I just arrived to the Centre earlier this week, but it already feels like home. Though a bit chaotic at times, the kitchen is stocked, the company is friendly, and the foxes are warm. Freddy, the little guy out back, was brought here in May when he became an orphan, after his parents were hunted. A real life version of Bambi, Dumbo, and Copper rolled into one, my heart instantly burst when I saw his tiny face.
A self-proclaimed waffle aficionado, I seem to have come to the right place for comfort food and good vibes. But as a student of environmental education, my interest in learning more about Iceland’s relationship with its unique wildlife ranks just a fur higher than endlessly enjoying the Centre’s world-famous “fox brownies” or its delicious soup.

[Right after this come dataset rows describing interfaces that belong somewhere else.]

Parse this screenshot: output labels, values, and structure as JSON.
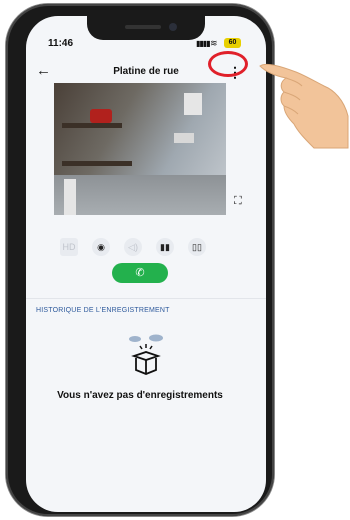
{
  "status_bar": {
    "time": "11:46",
    "signal": "▮▮▮▮",
    "wifi": "≋",
    "battery": "60"
  },
  "header": {
    "back_icon": "←",
    "title": "Platine de rue",
    "menu_icon": "⋮"
  },
  "video": {
    "fullscreen_icon": "⛶"
  },
  "controls": {
    "hd": "HD",
    "snapshot": "◉",
    "speaker": "◁)",
    "door1": "▮▮",
    "door2": "▯▯",
    "call_icon": "✆"
  },
  "history": {
    "label": "HISTORIQUE DE L'ENREGISTREMENT",
    "empty_message": "Vous n'avez pas d'enregistrements"
  },
  "colors": {
    "accent_green": "#23b14d",
    "history_blue": "#2e5a9c",
    "highlight_red": "#e0202a"
  }
}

I am learning so much here in such a short time. For example, I was surprised to learn that hunting the arctic foxes in Iceland remains far less regulated than the country’s famously sustainable fishing industry. Before I arrived, I did now know much about these types of issues, aside from the government’s support of its controversial commercial whaling business. The one place that foxes are protected is on the peninsula of Hornstrandir, a remote area of the Westfjords accessible to humans only by boat. The research of the Centre serves to shed a bit of light on the human-fox relationship there, and promotes educational stewardship to its visitors.
I am also finding out that in spite of the hunting, the species continues to thrive, so much so that the government of Iceland questions whether to cull their numbers further. This same question was asked recently in the United States’ (where I am from) Yellowstone national park, about its grey wolf population. Due to the wolves’ competition with local farmers for their livestock, hunting of the wolves recently became legal, with limits on how many can be taken per season. The wolves are viewed to many as a majestic species, and such tactics have been widely criticized. The similar ongoing debate between foxes and humans in Iceland intrigues me. Are the arctic foxes competing with commercial farmers over livestock? It seems we need more data collection on the issue.
In the meantime, a recently enacted law prohibits any animal raised in captivity, with the aid of humans, to be openly released into the wild, so poor Freddy’s future hangs in limbo. Left with the unfortunate choice between sending him to the Reyjkavik zoo or sending him to live a domesticated life with a family in nearby Heydelur, the Centre searches for answers on what the future holds for their orphan rehabilitation program. The current plan is to develop a larger, more appropriately fashioned habitat for the visiting animals, until an amendment to the legislation can be adopted. Or would it be better for the program go on hold indefinitely? I plan to investigate further, so stay tuned.